_Try it:_ Could you copy every line of the data that contains the word "value"?

----

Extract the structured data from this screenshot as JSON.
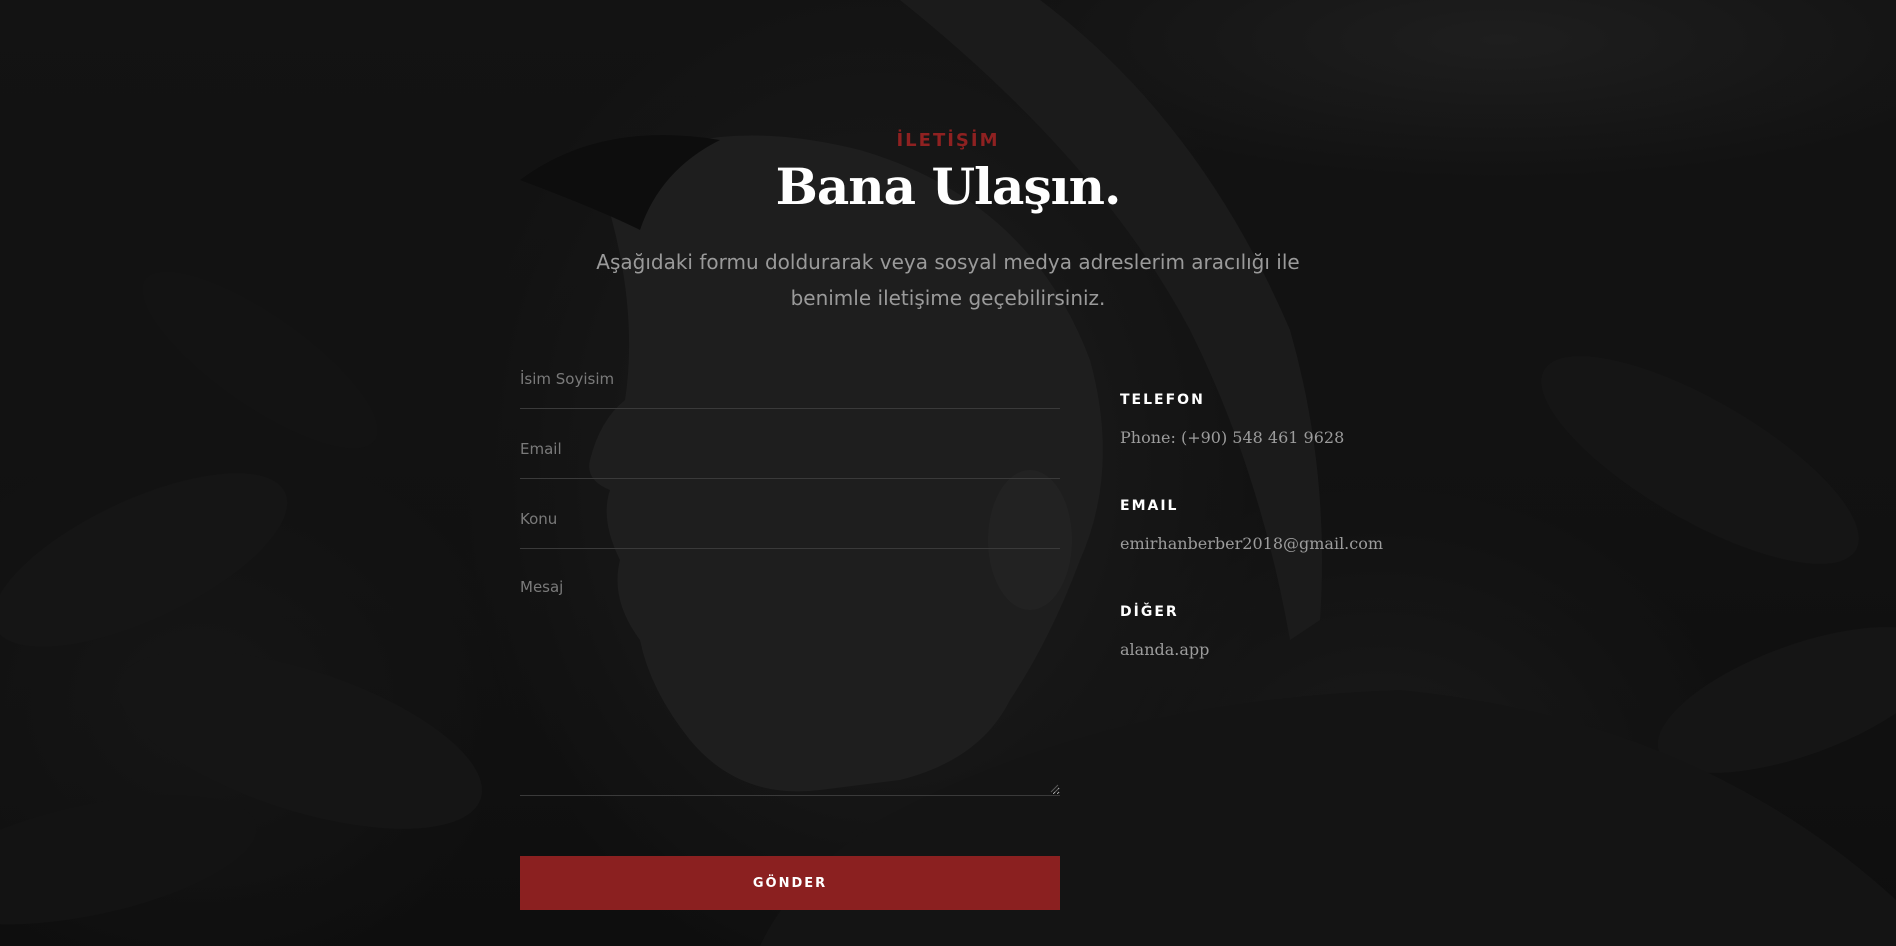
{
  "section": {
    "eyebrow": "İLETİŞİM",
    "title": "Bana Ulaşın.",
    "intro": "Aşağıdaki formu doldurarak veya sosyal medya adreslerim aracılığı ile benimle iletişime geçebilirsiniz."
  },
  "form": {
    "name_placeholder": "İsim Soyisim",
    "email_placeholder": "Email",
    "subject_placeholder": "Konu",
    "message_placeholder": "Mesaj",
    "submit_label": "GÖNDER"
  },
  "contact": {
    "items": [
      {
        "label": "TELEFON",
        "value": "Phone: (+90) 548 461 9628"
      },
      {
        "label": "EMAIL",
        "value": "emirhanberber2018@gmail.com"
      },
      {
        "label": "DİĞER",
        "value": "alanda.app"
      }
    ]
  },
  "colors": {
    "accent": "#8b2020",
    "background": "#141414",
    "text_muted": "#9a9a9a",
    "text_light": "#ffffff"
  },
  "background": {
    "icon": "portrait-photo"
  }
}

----

_Problem solution:_
        "value": "Phone: (+90) 548 461 9628"
        "value": "emirhanberber2018@gmail.com"
        "value": "alanda.app"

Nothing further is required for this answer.